- The records:
════════════════════

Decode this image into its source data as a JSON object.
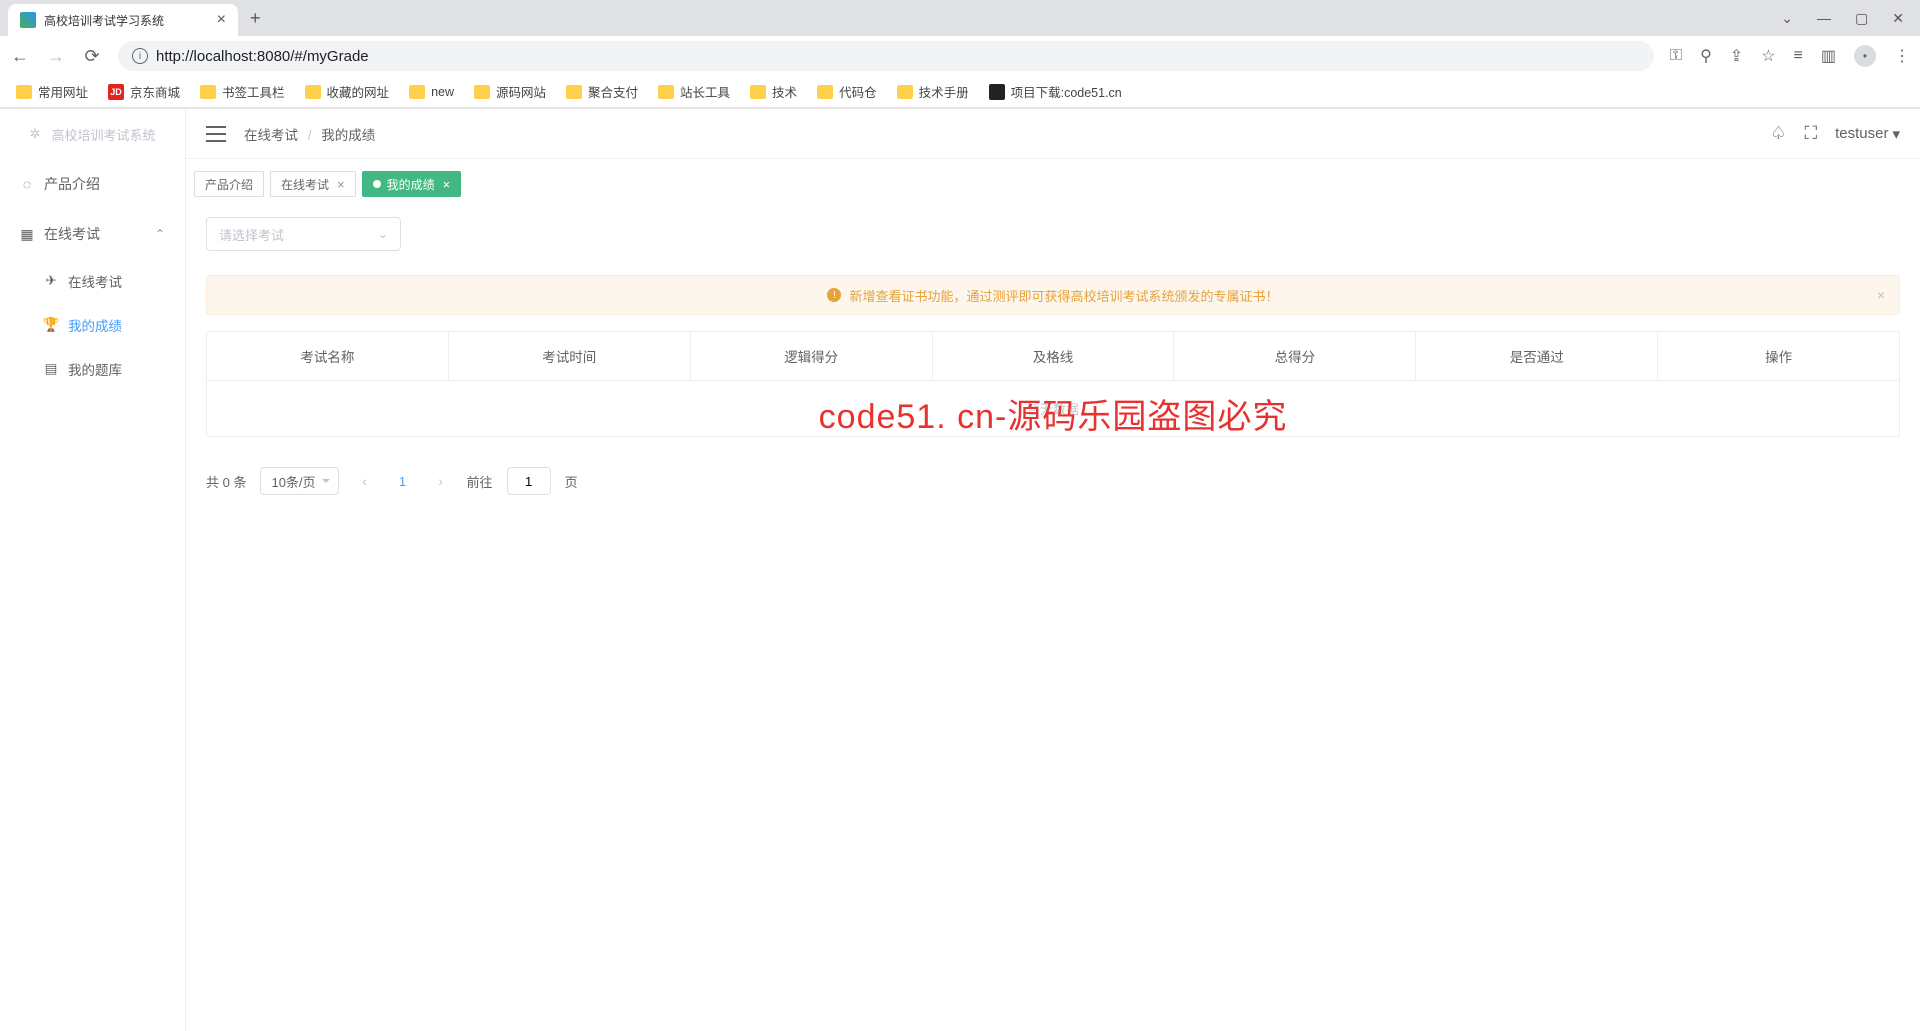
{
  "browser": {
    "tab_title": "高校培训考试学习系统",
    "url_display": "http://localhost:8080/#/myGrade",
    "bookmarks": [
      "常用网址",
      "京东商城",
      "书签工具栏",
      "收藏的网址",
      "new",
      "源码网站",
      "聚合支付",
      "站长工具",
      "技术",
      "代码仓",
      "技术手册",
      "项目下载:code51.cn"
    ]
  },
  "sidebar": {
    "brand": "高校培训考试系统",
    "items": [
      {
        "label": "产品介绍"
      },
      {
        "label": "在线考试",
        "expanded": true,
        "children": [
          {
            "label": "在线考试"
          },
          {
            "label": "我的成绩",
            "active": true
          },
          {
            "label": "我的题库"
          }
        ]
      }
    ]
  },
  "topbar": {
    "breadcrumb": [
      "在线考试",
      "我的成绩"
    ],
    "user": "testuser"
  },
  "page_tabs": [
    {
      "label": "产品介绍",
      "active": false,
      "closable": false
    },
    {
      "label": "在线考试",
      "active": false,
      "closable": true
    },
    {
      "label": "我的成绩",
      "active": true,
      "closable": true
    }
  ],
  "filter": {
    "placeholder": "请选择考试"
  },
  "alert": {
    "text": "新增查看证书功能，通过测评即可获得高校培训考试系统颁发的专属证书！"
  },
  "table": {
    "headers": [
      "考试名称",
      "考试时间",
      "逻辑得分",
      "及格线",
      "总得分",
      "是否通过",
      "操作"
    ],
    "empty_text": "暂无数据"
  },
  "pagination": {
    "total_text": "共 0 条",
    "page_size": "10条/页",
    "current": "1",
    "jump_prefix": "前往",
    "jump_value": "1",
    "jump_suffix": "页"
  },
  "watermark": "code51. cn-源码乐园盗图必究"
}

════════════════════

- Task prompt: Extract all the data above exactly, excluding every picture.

- Task response:
Decode this image into its source data as a JSON object.
{
  "browser": {
    "tab_title": "高校培训考试学习系统",
    "url_display": "http://localhost:8080/#/myGrade",
    "bookmarks": [
      "常用网址",
      "京东商城",
      "书签工具栏",
      "收藏的网址",
      "new",
      "源码网站",
      "聚合支付",
      "站长工具",
      "技术",
      "代码仓",
      "技术手册",
      "项目下载:code51.cn"
    ]
  },
  "sidebar": {
    "brand": "高校培训考试系统",
    "items": [
      {
        "label": "产品介绍"
      },
      {
        "label": "在线考试",
        "expanded": true,
        "children": [
          {
            "label": "在线考试"
          },
          {
            "label": "我的成绩",
            "active": true
          },
          {
            "label": "我的题库"
          }
        ]
      }
    ]
  },
  "topbar": {
    "breadcrumb": [
      "在线考试",
      "我的成绩"
    ],
    "user": "testuser"
  },
  "page_tabs": [
    {
      "label": "产品介绍",
      "active": false,
      "closable": false
    },
    {
      "label": "在线考试",
      "active": false,
      "closable": true
    },
    {
      "label": "我的成绩",
      "active": true,
      "closable": true
    }
  ],
  "filter": {
    "placeholder": "请选择考试"
  },
  "alert": {
    "text": "新增查看证书功能，通过测评即可获得高校培训考试系统颁发的专属证书！"
  },
  "table": {
    "headers": [
      "考试名称",
      "考试时间",
      "逻辑得分",
      "及格线",
      "总得分",
      "是否通过",
      "操作"
    ],
    "empty_text": "暂无数据"
  },
  "pagination": {
    "total_text": "共 0 条",
    "page_size": "10条/页",
    "current": "1",
    "jump_prefix": "前往",
    "jump_value": "1",
    "jump_suffix": "页"
  },
  "watermark": "code51. cn-源码乐园盗图必究"
}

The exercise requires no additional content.